Both of these techniques keep image and geometric data separate. A surface light field (SLF), on the other hand, binds them tightly together. A SLF requires parameterized geometry and then encodes for every point on the surface and every direction (omega) the radiance leaving that point in that direction.

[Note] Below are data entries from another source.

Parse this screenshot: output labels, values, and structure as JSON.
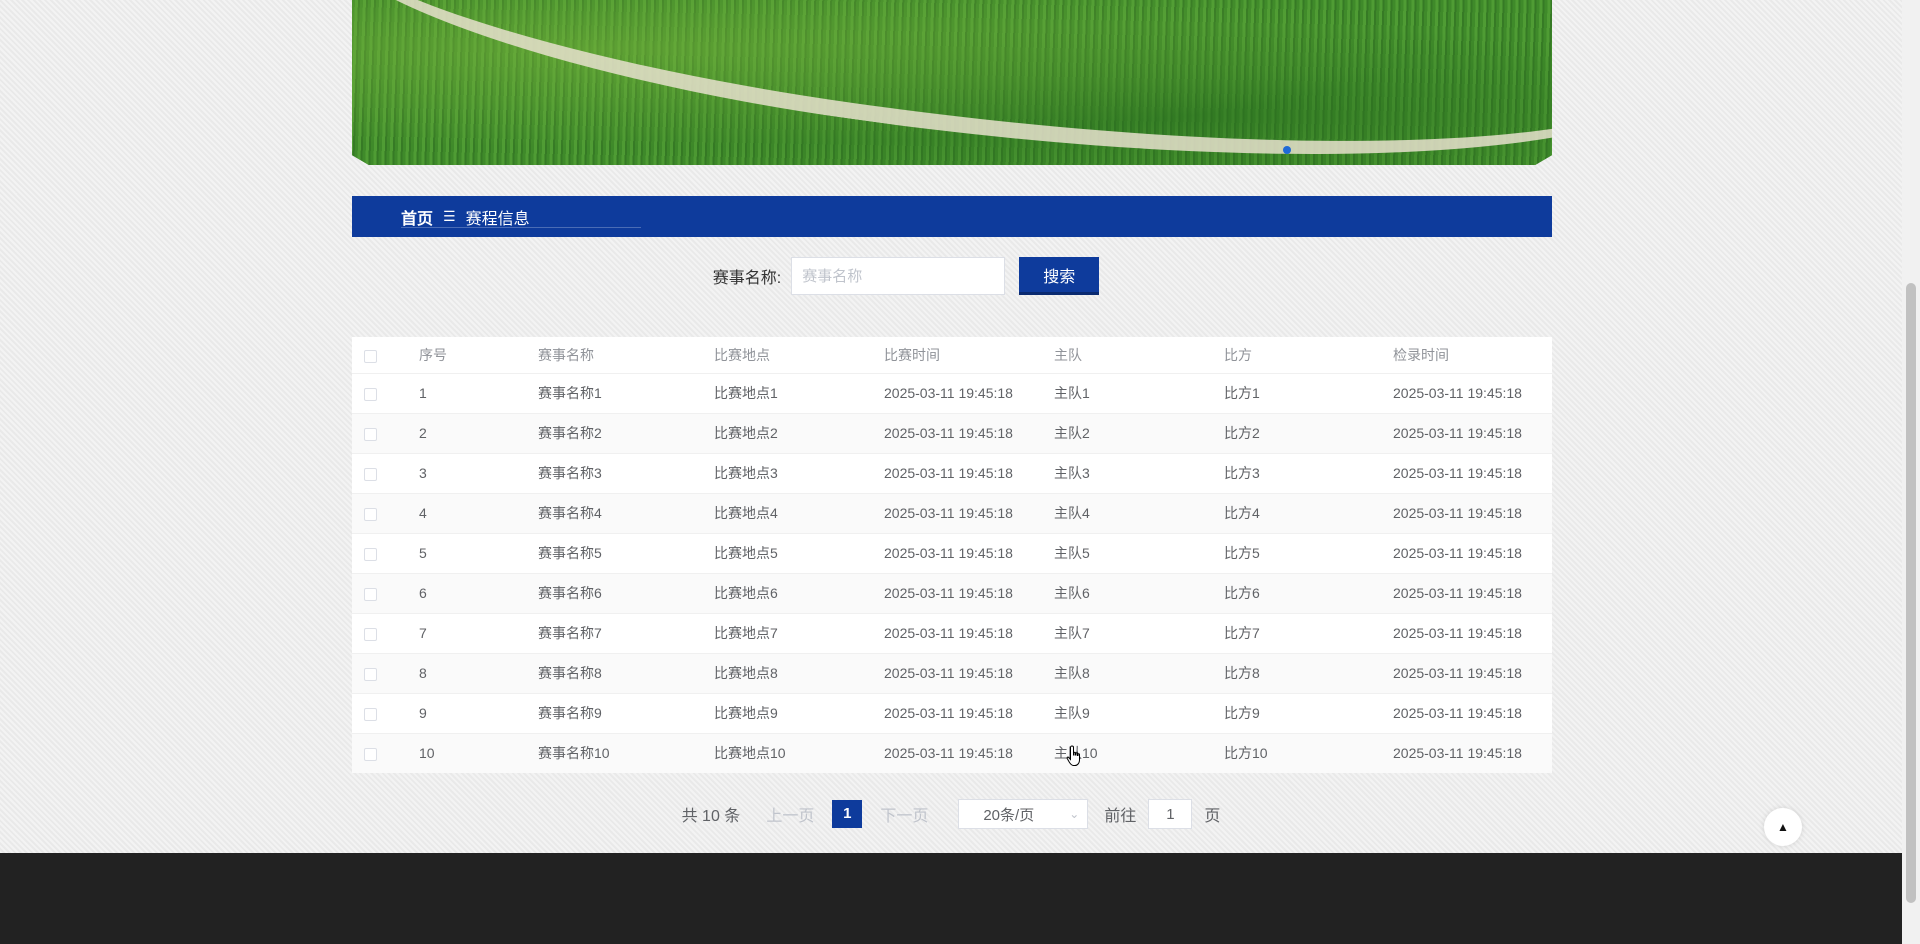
{
  "breadcrumb": {
    "home": "首页",
    "separator": "☰",
    "current": "赛程信息"
  },
  "search": {
    "label": "赛事名称:",
    "placeholder": "赛事名称",
    "button": "搜索"
  },
  "table": {
    "headers": [
      "序号",
      "赛事名称",
      "比赛地点",
      "比赛时间",
      "主队",
      "比方",
      "检录时间"
    ],
    "rows": [
      [
        "1",
        "赛事名称1",
        "比赛地点1",
        "2025-03-11 19:45:18",
        "主队1",
        "比方1",
        "2025-03-11 19:45:18"
      ],
      [
        "2",
        "赛事名称2",
        "比赛地点2",
        "2025-03-11 19:45:18",
        "主队2",
        "比方2",
        "2025-03-11 19:45:18"
      ],
      [
        "3",
        "赛事名称3",
        "比赛地点3",
        "2025-03-11 19:45:18",
        "主队3",
        "比方3",
        "2025-03-11 19:45:18"
      ],
      [
        "4",
        "赛事名称4",
        "比赛地点4",
        "2025-03-11 19:45:18",
        "主队4",
        "比方4",
        "2025-03-11 19:45:18"
      ],
      [
        "5",
        "赛事名称5",
        "比赛地点5",
        "2025-03-11 19:45:18",
        "主队5",
        "比方5",
        "2025-03-11 19:45:18"
      ],
      [
        "6",
        "赛事名称6",
        "比赛地点6",
        "2025-03-11 19:45:18",
        "主队6",
        "比方6",
        "2025-03-11 19:45:18"
      ],
      [
        "7",
        "赛事名称7",
        "比赛地点7",
        "2025-03-11 19:45:18",
        "主队7",
        "比方7",
        "2025-03-11 19:45:18"
      ],
      [
        "8",
        "赛事名称8",
        "比赛地点8",
        "2025-03-11 19:45:18",
        "主队8",
        "比方8",
        "2025-03-11 19:45:18"
      ],
      [
        "9",
        "赛事名称9",
        "比赛地点9",
        "2025-03-11 19:45:18",
        "主队9",
        "比方9",
        "2025-03-11 19:45:18"
      ],
      [
        "10",
        "赛事名称10",
        "比赛地点10",
        "2025-03-11 19:45:18",
        "主队10",
        "比方10",
        "2025-03-11 19:45:18"
      ]
    ]
  },
  "pagination": {
    "total": "共 10 条",
    "prev": "上一页",
    "current_page": "1",
    "next": "下一页",
    "page_size": "20条/页",
    "goto_label": "前往",
    "goto_value": "1",
    "goto_suffix": "页"
  },
  "icons": {
    "back_to_top": "caret-up-icon",
    "size_chevron": "chevron-down-icon"
  },
  "colors": {
    "primary": "#0e3b9c",
    "footer": "#222222"
  }
}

Walter et al and Miller et al have used these to store pre-computed global illumination solutions. Nishino et al have done some related work in the 3D photograph realm. Among other differences with our work, the Nishino et al approach requires a particular configuration of input images and does not address interactive rendering or editing. (See the paper for a more in-depth analysis of the related work.)